TASK INPUTS: Begin

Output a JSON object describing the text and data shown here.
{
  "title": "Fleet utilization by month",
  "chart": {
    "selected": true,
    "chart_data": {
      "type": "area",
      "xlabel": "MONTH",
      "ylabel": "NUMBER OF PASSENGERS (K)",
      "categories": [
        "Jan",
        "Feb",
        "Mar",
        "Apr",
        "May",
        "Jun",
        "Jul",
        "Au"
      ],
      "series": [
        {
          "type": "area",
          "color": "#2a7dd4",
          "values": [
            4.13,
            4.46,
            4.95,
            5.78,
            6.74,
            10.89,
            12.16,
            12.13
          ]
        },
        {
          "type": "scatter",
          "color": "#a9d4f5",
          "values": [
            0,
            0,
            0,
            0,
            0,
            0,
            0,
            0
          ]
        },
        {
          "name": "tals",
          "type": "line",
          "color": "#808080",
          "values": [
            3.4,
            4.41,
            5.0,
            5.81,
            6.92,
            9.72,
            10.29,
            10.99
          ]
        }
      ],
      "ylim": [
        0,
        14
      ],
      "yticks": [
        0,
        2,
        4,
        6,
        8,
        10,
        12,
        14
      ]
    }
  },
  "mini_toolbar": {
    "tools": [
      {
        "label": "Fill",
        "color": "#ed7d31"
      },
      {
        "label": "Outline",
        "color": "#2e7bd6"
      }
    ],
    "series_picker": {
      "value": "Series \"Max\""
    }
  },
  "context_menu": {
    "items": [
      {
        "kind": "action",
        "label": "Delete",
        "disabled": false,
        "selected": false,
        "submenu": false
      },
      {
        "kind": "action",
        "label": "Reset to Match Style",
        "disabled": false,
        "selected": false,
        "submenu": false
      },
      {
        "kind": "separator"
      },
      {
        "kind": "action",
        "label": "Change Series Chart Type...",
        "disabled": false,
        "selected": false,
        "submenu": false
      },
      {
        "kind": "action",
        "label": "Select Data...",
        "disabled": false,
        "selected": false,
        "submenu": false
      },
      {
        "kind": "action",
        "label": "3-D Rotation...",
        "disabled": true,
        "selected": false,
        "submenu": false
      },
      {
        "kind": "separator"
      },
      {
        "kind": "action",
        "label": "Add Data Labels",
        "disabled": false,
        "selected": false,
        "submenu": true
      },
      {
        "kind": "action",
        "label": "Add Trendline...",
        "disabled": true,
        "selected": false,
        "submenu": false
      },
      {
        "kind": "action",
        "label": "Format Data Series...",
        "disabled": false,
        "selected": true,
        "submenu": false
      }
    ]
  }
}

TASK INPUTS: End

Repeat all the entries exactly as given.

* **REPLY**:
Output a JSON object describing the text and data shown here.
{
  "title": "Fleet utilization by month",
  "chart": {
    "selected": true,
    "chart_data": {
      "type": "area",
      "xlabel": "MONTH",
      "ylabel": "NUMBER OF PASSENGERS (K)",
      "categories": [
        "Jan",
        "Feb",
        "Mar",
        "Apr",
        "May",
        "Jun",
        "Jul",
        "Au"
      ],
      "series": [
        {
          "type": "area",
          "color": "#2a7dd4",
          "values": [
            4.13,
            4.46,
            4.95,
            5.78,
            6.74,
            10.89,
            12.16,
            12.13
          ]
        },
        {
          "type": "scatter",
          "color": "#a9d4f5",
          "values": [
            0,
            0,
            0,
            0,
            0,
            0,
            0,
            0
          ]
        },
        {
          "name": "tals",
          "type": "line",
          "color": "#808080",
          "values": [
            3.4,
            4.41,
            5.0,
            5.81,
            6.92,
            9.72,
            10.29,
            10.99
          ]
        }
      ],
      "ylim": [
        0,
        14
      ],
      "yticks": [
        0,
        2,
        4,
        6,
        8,
        10,
        12,
        14
      ]
    }
  },
  "mini_toolbar": {
    "tools": [
      {
        "label": "Fill",
        "color": "#ed7d31"
      },
      {
        "label": "Outline",
        "color": "#2e7bd6"
      }
    ],
    "series_picker": {
      "value": "Series \"Max\""
    }
  },
  "context_menu": {
    "items": [
      {
        "kind": "action",
        "label": "Delete",
        "disabled": false,
        "selected": false,
        "submenu": false
      },
      {
        "kind": "action",
        "label": "Reset to Match Style",
        "disabled": false,
        "selected": false,
        "submenu": false
      },
      {
        "kind": "separator"
      },
      {
        "kind": "action",
        "label": "Change Series Chart Type...",
        "disabled": false,
        "selected": false,
        "submenu": false
      },
      {
        "kind": "action",
        "label": "Select Data...",
        "disabled": false,
        "selected": false,
        "submenu": false
      },
      {
        "kind": "action",
        "label": "3-D Rotation...",
        "disabled": true,
        "selected": false,
        "submenu": false
      },
      {
        "kind": "separator"
      },
      {
        "kind": "action",
        "label": "Add Data Labels",
        "disabled": false,
        "selected": false,
        "submenu": true
      },
      {
        "kind": "action",
        "label": "Add Trendline...",
        "disabled": true,
        "selected": false,
        "submenu": false
      },
      {
        "kind": "action",
        "label": "Format Data Series...",
        "disabled": false,
        "selected": true,
        "submenu": false
      }
    ]
  }
}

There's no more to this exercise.